# Source data
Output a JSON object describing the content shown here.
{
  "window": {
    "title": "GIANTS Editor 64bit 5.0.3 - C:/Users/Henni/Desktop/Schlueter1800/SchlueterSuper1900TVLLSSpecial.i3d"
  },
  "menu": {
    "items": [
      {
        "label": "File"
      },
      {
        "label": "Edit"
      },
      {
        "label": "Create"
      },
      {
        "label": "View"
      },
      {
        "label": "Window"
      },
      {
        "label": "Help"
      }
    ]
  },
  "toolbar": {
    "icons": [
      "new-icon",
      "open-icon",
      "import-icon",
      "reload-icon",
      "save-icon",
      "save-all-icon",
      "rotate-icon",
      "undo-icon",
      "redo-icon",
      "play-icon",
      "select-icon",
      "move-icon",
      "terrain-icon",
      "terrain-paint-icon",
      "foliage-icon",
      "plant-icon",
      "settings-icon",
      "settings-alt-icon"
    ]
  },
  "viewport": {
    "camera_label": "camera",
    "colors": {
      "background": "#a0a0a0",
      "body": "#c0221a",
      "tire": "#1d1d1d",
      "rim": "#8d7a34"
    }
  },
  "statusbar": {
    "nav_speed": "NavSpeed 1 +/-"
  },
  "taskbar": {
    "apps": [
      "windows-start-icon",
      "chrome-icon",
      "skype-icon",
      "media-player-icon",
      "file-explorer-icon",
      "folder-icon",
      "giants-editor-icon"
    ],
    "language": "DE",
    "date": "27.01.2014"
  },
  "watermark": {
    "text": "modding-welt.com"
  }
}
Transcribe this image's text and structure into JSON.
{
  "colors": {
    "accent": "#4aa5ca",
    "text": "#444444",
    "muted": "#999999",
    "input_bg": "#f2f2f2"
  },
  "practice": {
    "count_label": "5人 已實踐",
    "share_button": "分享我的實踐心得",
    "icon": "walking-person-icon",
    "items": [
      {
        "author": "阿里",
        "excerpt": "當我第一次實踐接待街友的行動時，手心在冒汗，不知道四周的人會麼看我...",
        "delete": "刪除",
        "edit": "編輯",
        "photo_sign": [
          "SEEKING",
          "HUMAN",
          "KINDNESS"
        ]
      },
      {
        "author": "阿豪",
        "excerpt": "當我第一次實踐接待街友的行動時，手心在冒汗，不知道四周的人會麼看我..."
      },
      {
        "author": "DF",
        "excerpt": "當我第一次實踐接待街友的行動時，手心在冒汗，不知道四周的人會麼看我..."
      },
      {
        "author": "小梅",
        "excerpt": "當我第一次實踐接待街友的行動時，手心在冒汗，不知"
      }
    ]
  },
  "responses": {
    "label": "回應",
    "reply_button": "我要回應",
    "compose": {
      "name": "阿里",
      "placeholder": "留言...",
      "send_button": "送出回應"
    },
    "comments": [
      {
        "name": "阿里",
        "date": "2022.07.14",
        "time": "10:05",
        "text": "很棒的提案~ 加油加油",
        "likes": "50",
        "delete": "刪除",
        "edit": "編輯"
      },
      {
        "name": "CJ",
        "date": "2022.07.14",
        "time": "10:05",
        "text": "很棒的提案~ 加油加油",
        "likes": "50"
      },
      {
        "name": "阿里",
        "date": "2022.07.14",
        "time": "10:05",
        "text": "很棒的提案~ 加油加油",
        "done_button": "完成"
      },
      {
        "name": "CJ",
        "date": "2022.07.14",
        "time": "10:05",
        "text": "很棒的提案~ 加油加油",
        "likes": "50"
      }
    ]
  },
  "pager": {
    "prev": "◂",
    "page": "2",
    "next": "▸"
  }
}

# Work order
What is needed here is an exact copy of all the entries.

# Response
Output a JSON object describing the content shown here.
{
  "window": {
    "title": "GIANTS Editor 64bit 5.0.3 - C:/Users/Henni/Desktop/Schlueter1800/SchlueterSuper1900TVLLSSpecial.i3d"
  },
  "menu": {
    "items": [
      {
        "label": "File"
      },
      {
        "label": "Edit"
      },
      {
        "label": "Create"
      },
      {
        "label": "View"
      },
      {
        "label": "Window"
      },
      {
        "label": "Help"
      }
    ]
  },
  "toolbar": {
    "icons": [
      "new-icon",
      "open-icon",
      "import-icon",
      "reload-icon",
      "save-icon",
      "save-all-icon",
      "rotate-icon",
      "undo-icon",
      "redo-icon",
      "play-icon",
      "select-icon",
      "move-icon",
      "terrain-icon",
      "terrain-paint-icon",
      "foliage-icon",
      "plant-icon",
      "settings-icon",
      "settings-alt-icon"
    ]
  },
  "viewport": {
    "camera_label": "camera",
    "colors": {
      "background": "#a0a0a0",
      "body": "#c0221a",
      "tire": "#1d1d1d",
      "rim": "#8d7a34"
    }
  },
  "statusbar": {
    "nav_speed": "NavSpeed 1 +/-"
  },
  "taskbar": {
    "apps": [
      "windows-start-icon",
      "chrome-icon",
      "skype-icon",
      "media-player-icon",
      "file-explorer-icon",
      "folder-icon",
      "giants-editor-icon"
    ],
    "language": "DE",
    "date": "27.01.2014"
  },
  "watermark": {
    "text": "modding-welt.com"
  }
}
Transcribe this image's text and structure into JSON.
{
  "colors": {
    "accent": "#4aa5ca",
    "text": "#444444",
    "muted": "#999999",
    "input_bg": "#f2f2f2"
  },
  "practice": {
    "count_label": "5人 已實踐",
    "share_button": "分享我的實踐心得",
    "icon": "walking-person-icon",
    "items": [
      {
        "author": "阿里",
        "excerpt": "當我第一次實踐接待街友的行動時，手心在冒汗，不知道四周的人會麼看我...",
        "delete": "刪除",
        "edit": "編輯",
        "photo_sign": [
          "SEEKING",
          "HUMAN",
          "KINDNESS"
        ]
      },
      {
        "author": "阿豪",
        "excerpt": "當我第一次實踐接待街友的行動時，手心在冒汗，不知道四周的人會麼看我..."
      },
      {
        "author": "DF",
        "excerpt": "當我第一次實踐接待街友的行動時，手心在冒汗，不知道四周的人會麼看我..."
      },
      {
        "author": "小梅",
        "excerpt": "當我第一次實踐接待街友的行動時，手心在冒汗，不知"
      }
    ]
  },
  "responses": {
    "label": "回應",
    "reply_button": "我要回應",
    "compose": {
      "name": "阿里",
      "placeholder": "留言...",
      "send_button": "送出回應"
    },
    "comments": [
      {
        "name": "阿里",
        "date": "2022.07.14",
        "time": "10:05",
        "text": "很棒的提案~ 加油加油",
        "likes": "50",
        "delete": "刪除",
        "edit": "編輯"
      },
      {
        "name": "CJ",
        "date": "2022.07.14",
        "time": "10:05",
        "text": "很棒的提案~ 加油加油",
        "likes": "50"
      },
      {
        "name": "阿里",
        "date": "2022.07.14",
        "time": "10:05",
        "text": "很棒的提案~ 加油加油",
        "done_button": "完成"
      },
      {
        "name": "CJ",
        "date": "2022.07.14",
        "time": "10:05",
        "text": "很棒的提案~ 加油加油",
        "likes": "50"
      }
    ]
  },
  "pager": {
    "prev": "◂",
    "page": "2",
    "next": "▸"
  }
}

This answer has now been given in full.